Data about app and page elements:
++++++++++++++++++++

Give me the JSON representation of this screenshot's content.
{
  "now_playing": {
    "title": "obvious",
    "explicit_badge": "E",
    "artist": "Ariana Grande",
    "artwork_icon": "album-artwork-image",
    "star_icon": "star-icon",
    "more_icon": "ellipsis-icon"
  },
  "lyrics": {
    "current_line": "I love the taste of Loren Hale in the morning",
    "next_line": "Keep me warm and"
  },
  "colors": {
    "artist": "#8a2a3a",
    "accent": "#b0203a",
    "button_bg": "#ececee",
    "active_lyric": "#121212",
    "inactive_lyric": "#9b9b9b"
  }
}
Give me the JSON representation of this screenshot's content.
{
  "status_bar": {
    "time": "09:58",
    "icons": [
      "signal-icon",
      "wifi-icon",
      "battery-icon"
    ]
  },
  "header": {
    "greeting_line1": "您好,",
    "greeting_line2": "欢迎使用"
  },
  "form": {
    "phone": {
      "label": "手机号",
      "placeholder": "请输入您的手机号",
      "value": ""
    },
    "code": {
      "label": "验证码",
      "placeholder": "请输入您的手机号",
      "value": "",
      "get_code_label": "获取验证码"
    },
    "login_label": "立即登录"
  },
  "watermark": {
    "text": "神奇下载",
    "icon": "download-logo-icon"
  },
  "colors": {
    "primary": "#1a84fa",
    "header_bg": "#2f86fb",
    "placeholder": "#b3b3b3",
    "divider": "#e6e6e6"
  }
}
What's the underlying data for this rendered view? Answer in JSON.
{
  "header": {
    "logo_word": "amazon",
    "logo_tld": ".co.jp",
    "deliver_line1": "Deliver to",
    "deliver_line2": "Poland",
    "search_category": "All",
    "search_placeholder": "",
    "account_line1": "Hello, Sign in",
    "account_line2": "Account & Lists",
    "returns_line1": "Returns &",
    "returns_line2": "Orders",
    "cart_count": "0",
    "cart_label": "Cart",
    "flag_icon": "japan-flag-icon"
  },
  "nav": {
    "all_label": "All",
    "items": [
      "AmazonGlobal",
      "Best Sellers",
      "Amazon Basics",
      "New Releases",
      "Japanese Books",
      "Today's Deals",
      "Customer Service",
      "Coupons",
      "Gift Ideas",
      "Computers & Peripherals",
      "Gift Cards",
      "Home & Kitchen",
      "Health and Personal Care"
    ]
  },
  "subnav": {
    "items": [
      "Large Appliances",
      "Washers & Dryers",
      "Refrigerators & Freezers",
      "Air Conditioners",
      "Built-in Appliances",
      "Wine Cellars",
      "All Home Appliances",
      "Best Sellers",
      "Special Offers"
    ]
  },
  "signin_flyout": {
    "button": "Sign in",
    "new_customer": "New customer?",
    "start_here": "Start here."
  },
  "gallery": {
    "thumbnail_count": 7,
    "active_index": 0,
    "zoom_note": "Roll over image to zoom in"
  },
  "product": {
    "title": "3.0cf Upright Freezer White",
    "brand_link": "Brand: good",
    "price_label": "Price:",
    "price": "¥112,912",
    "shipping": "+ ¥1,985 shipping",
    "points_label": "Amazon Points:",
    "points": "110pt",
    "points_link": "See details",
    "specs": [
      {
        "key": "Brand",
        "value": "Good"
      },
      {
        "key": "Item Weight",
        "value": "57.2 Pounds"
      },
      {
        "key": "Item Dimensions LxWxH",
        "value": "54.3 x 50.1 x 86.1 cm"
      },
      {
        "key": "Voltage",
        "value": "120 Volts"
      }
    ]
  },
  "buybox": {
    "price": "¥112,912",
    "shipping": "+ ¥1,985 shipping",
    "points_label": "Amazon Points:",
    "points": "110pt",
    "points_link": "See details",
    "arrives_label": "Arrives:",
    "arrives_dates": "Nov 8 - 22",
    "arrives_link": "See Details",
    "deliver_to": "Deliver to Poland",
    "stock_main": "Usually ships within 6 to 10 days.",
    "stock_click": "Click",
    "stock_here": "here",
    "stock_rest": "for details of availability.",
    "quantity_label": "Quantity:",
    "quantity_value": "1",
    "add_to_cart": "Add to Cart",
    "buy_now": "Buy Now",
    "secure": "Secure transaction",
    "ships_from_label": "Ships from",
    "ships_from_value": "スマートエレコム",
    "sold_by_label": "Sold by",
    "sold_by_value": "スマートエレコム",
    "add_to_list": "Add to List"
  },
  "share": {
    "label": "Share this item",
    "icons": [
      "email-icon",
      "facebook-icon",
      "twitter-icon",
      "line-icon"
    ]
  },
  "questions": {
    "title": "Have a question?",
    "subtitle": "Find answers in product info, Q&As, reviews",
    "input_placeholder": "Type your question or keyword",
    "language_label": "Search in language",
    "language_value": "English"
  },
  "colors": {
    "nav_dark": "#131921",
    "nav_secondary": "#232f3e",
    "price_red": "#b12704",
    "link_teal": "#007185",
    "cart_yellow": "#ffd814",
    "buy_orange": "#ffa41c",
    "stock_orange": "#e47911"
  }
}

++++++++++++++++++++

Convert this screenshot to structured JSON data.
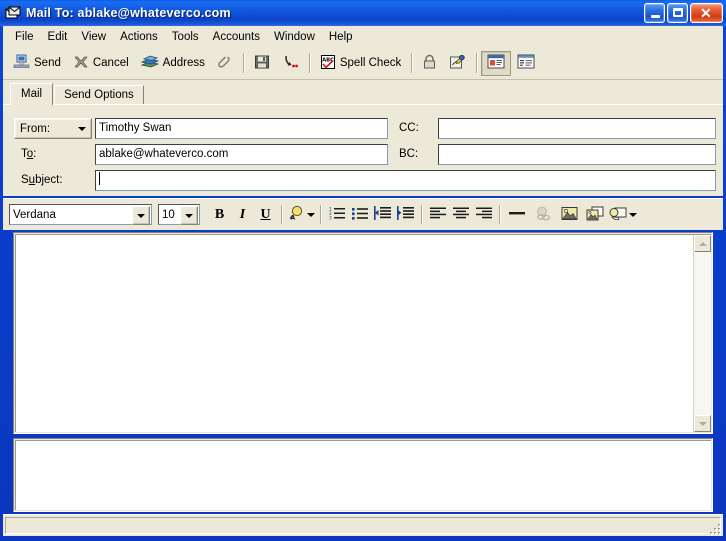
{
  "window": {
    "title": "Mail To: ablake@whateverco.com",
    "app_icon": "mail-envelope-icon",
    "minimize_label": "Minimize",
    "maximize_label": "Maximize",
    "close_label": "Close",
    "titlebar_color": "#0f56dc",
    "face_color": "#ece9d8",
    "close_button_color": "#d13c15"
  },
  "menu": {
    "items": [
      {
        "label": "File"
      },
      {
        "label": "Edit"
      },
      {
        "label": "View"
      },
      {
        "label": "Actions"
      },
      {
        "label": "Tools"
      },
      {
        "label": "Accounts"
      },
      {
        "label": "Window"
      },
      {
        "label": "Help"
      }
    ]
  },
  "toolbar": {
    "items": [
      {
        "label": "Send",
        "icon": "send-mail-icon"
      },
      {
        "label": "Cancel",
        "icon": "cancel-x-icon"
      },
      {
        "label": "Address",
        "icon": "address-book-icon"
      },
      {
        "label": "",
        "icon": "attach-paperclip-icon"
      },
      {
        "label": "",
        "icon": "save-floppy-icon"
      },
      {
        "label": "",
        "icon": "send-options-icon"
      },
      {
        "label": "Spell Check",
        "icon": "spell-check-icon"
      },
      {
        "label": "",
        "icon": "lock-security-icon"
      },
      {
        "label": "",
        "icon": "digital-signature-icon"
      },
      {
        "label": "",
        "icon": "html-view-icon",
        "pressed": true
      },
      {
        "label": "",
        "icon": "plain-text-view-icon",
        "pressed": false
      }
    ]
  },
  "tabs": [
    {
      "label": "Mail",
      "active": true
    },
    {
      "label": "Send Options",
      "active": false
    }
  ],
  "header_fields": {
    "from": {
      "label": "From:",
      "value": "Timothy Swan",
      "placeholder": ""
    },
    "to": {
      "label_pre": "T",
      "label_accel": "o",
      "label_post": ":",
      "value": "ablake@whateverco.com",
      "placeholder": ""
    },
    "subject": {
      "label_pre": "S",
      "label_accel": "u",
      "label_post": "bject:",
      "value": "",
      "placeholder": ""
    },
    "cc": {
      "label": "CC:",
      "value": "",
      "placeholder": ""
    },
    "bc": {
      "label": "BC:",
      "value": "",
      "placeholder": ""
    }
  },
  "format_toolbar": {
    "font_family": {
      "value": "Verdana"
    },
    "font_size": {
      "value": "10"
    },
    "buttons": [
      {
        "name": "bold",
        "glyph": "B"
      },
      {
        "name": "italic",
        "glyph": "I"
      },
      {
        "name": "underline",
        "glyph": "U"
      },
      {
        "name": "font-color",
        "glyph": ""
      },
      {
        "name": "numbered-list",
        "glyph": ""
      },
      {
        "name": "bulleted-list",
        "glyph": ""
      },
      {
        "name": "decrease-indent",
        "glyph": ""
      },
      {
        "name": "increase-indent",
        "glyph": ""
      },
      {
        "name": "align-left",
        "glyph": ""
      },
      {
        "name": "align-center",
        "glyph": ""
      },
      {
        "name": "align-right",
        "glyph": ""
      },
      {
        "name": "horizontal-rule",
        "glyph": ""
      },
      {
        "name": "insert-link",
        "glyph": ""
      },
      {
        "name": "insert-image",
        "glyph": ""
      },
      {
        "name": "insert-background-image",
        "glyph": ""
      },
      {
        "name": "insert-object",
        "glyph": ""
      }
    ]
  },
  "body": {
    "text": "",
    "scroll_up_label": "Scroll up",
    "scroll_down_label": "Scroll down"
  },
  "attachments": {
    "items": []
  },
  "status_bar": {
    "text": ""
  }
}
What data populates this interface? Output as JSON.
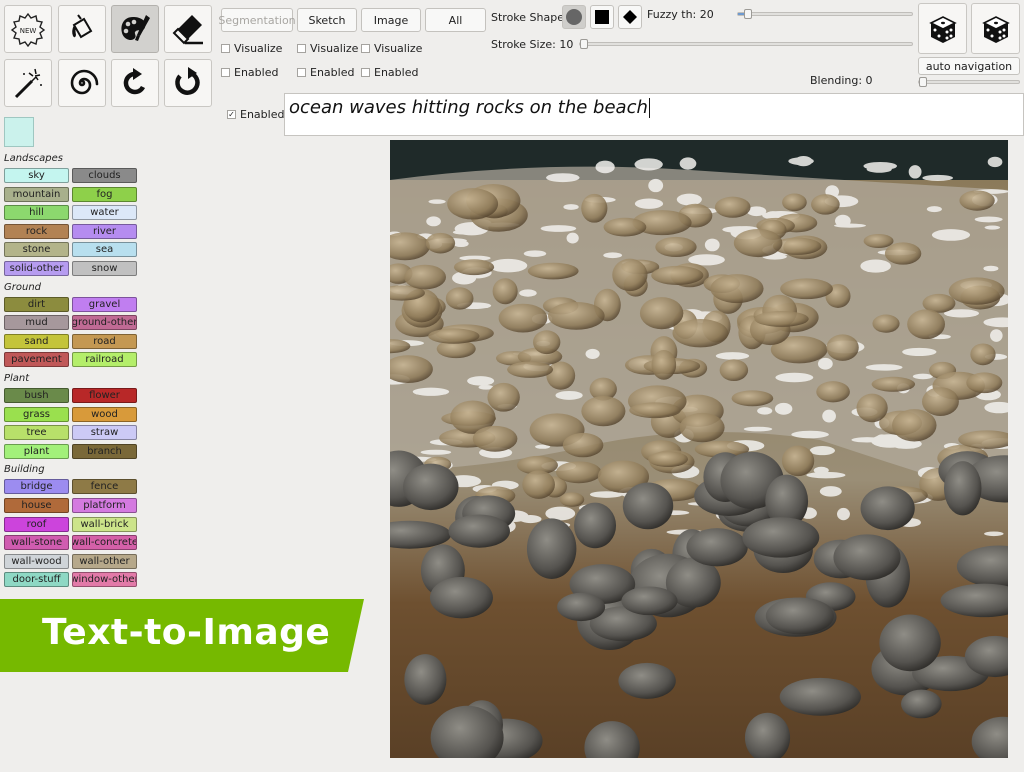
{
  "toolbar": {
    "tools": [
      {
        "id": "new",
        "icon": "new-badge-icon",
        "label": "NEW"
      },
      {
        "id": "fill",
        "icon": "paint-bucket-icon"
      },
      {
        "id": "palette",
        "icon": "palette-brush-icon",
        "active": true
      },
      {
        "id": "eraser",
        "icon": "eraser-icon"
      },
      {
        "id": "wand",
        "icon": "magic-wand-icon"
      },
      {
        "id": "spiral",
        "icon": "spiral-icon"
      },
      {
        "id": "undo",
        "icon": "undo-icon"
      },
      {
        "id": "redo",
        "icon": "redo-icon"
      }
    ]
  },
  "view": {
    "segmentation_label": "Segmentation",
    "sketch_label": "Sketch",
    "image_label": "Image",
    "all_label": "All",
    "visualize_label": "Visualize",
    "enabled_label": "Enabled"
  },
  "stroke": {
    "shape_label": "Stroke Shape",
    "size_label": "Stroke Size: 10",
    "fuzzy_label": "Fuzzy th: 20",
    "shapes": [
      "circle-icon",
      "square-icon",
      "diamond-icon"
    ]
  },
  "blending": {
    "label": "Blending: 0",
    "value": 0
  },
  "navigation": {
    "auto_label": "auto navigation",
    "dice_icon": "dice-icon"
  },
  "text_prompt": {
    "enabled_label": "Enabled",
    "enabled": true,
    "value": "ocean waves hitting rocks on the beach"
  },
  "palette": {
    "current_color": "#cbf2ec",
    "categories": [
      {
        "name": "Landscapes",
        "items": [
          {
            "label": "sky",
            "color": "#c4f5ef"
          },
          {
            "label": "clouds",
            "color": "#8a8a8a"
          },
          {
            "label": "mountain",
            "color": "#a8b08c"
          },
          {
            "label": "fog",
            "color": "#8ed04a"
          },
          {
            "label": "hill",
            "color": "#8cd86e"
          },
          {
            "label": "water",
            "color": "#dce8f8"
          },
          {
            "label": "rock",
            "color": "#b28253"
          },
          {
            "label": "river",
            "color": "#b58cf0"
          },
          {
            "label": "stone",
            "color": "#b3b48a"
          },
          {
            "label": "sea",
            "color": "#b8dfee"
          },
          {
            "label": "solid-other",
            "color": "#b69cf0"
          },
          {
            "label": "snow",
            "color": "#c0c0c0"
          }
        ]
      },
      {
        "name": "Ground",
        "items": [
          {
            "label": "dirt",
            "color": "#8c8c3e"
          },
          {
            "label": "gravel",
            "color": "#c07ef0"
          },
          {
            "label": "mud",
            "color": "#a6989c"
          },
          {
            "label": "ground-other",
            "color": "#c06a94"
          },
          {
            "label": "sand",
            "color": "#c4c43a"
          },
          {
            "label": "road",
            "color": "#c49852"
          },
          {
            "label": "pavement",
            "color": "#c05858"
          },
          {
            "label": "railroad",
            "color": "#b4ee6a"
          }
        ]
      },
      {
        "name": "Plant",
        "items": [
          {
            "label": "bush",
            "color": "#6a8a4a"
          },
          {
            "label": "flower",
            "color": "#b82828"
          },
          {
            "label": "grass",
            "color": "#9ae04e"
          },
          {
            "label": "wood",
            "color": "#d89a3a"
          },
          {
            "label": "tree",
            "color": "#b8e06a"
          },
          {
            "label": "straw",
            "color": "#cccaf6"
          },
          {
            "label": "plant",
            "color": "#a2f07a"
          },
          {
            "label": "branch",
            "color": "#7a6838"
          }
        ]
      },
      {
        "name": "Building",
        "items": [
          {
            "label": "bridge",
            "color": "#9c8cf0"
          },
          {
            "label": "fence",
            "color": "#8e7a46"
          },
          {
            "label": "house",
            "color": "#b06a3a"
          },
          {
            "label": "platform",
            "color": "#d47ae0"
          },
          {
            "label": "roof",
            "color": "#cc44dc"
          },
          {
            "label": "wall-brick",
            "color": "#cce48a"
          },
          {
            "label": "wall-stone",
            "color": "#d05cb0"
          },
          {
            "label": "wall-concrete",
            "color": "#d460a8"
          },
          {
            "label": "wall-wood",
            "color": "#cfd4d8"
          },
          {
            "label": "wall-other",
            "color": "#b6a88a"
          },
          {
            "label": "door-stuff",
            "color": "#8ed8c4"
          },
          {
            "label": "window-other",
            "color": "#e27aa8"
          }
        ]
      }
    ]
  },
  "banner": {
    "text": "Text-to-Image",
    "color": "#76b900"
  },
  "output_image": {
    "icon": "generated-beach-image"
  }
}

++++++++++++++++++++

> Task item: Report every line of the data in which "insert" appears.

> Your solution:
        "name": "insert-link",
        "name": "insert-image",
        "name": "insert-background-image",
        "name": "insert-object",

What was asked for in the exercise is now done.